(Items from an interface collection)
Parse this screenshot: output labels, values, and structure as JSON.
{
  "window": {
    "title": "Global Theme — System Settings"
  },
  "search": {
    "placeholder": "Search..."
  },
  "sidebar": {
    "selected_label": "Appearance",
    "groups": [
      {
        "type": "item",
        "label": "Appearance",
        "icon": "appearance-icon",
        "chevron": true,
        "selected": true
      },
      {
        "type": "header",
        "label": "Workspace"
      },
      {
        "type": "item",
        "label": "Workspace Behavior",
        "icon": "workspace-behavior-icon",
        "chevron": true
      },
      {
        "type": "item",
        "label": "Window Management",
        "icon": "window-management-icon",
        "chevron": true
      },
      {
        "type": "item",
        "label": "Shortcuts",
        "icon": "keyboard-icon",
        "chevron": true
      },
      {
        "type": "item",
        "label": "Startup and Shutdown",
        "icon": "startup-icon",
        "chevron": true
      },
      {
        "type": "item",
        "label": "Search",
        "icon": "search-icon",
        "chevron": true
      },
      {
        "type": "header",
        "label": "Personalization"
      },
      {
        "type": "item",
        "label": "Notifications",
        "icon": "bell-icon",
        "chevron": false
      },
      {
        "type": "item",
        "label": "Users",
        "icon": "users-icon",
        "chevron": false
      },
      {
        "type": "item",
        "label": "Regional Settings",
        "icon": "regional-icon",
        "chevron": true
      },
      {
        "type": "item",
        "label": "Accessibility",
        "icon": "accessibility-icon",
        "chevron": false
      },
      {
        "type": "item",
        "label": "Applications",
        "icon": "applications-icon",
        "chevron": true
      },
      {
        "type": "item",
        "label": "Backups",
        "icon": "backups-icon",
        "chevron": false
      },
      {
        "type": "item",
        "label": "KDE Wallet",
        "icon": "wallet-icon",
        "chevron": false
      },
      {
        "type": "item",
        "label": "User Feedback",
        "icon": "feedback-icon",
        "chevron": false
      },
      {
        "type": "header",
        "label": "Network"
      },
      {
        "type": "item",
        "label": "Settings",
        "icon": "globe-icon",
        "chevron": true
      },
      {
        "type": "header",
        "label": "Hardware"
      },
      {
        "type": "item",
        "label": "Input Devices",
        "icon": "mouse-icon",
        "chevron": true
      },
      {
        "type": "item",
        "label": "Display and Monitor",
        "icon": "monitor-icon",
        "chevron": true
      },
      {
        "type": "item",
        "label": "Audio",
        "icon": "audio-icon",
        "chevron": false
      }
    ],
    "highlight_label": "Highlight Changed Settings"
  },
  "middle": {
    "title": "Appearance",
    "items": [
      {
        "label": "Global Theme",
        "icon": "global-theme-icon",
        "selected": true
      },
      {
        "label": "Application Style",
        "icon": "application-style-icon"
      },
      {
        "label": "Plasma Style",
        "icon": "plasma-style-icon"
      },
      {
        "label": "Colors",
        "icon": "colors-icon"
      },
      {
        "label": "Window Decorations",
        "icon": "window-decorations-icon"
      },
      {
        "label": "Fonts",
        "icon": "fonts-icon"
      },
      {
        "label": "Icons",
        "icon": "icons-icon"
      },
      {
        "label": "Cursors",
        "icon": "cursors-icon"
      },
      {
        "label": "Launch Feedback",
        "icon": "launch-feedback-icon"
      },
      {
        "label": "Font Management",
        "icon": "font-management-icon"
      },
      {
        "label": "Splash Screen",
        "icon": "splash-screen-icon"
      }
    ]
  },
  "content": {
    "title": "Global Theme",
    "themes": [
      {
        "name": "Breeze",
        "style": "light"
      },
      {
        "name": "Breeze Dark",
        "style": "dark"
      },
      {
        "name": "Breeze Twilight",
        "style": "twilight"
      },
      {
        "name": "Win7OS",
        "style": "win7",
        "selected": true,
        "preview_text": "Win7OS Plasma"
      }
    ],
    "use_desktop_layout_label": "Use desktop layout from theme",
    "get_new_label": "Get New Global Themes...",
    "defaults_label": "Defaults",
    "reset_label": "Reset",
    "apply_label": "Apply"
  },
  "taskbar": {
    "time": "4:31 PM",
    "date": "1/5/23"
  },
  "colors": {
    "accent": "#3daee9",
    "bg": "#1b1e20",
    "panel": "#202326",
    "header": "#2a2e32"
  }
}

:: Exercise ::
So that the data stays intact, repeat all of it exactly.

:: Exercise output ::
Parse this screenshot: output labels, values, and structure as JSON.
{
  "window": {
    "title": "Global Theme — System Settings"
  },
  "search": {
    "placeholder": "Search..."
  },
  "sidebar": {
    "selected_label": "Appearance",
    "groups": [
      {
        "type": "item",
        "label": "Appearance",
        "icon": "appearance-icon",
        "chevron": true,
        "selected": true
      },
      {
        "type": "header",
        "label": "Workspace"
      },
      {
        "type": "item",
        "label": "Workspace Behavior",
        "icon": "workspace-behavior-icon",
        "chevron": true
      },
      {
        "type": "item",
        "label": "Window Management",
        "icon": "window-management-icon",
        "chevron": true
      },
      {
        "type": "item",
        "label": "Shortcuts",
        "icon": "keyboard-icon",
        "chevron": true
      },
      {
        "type": "item",
        "label": "Startup and Shutdown",
        "icon": "startup-icon",
        "chevron": true
      },
      {
        "type": "item",
        "label": "Search",
        "icon": "search-icon",
        "chevron": true
      },
      {
        "type": "header",
        "label": "Personalization"
      },
      {
        "type": "item",
        "label": "Notifications",
        "icon": "bell-icon",
        "chevron": false
      },
      {
        "type": "item",
        "label": "Users",
        "icon": "users-icon",
        "chevron": false
      },
      {
        "type": "item",
        "label": "Regional Settings",
        "icon": "regional-icon",
        "chevron": true
      },
      {
        "type": "item",
        "label": "Accessibility",
        "icon": "accessibility-icon",
        "chevron": false
      },
      {
        "type": "item",
        "label": "Applications",
        "icon": "applications-icon",
        "chevron": true
      },
      {
        "type": "item",
        "label": "Backups",
        "icon": "backups-icon",
        "chevron": false
      },
      {
        "type": "item",
        "label": "KDE Wallet",
        "icon": "wallet-icon",
        "chevron": false
      },
      {
        "type": "item",
        "label": "User Feedback",
        "icon": "feedback-icon",
        "chevron": false
      },
      {
        "type": "header",
        "label": "Network"
      },
      {
        "type": "item",
        "label": "Settings",
        "icon": "globe-icon",
        "chevron": true
      },
      {
        "type": "header",
        "label": "Hardware"
      },
      {
        "type": "item",
        "label": "Input Devices",
        "icon": "mouse-icon",
        "chevron": true
      },
      {
        "type": "item",
        "label": "Display and Monitor",
        "icon": "monitor-icon",
        "chevron": true
      },
      {
        "type": "item",
        "label": "Audio",
        "icon": "audio-icon",
        "chevron": false
      }
    ],
    "highlight_label": "Highlight Changed Settings"
  },
  "middle": {
    "title": "Appearance",
    "items": [
      {
        "label": "Global Theme",
        "icon": "global-theme-icon",
        "selected": true
      },
      {
        "label": "Application Style",
        "icon": "application-style-icon"
      },
      {
        "label": "Plasma Style",
        "icon": "plasma-style-icon"
      },
      {
        "label": "Colors",
        "icon": "colors-icon"
      },
      {
        "label": "Window Decorations",
        "icon": "window-decorations-icon"
      },
      {
        "label": "Fonts",
        "icon": "fonts-icon"
      },
      {
        "label": "Icons",
        "icon": "icons-icon"
      },
      {
        "label": "Cursors",
        "icon": "cursors-icon"
      },
      {
        "label": "Launch Feedback",
        "icon": "launch-feedback-icon"
      },
      {
        "label": "Font Management",
        "icon": "font-management-icon"
      },
      {
        "label": "Splash Screen",
        "icon": "splash-screen-icon"
      }
    ]
  },
  "content": {
    "title": "Global Theme",
    "themes": [
      {
        "name": "Breeze",
        "style": "light"
      },
      {
        "name": "Breeze Dark",
        "style": "dark"
      },
      {
        "name": "Breeze Twilight",
        "style": "twilight"
      },
      {
        "name": "Win7OS",
        "style": "win7",
        "selected": true,
        "preview_text": "Win7OS Plasma"
      }
    ],
    "use_desktop_layout_label": "Use desktop layout from theme",
    "get_new_label": "Get New Global Themes...",
    "defaults_label": "Defaults",
    "reset_label": "Reset",
    "apply_label": "Apply"
  },
  "taskbar": {
    "time": "4:31 PM",
    "date": "1/5/23"
  },
  "colors": {
    "accent": "#3daee9",
    "bg": "#1b1e20",
    "panel": "#202326",
    "header": "#2a2e32"
  }
}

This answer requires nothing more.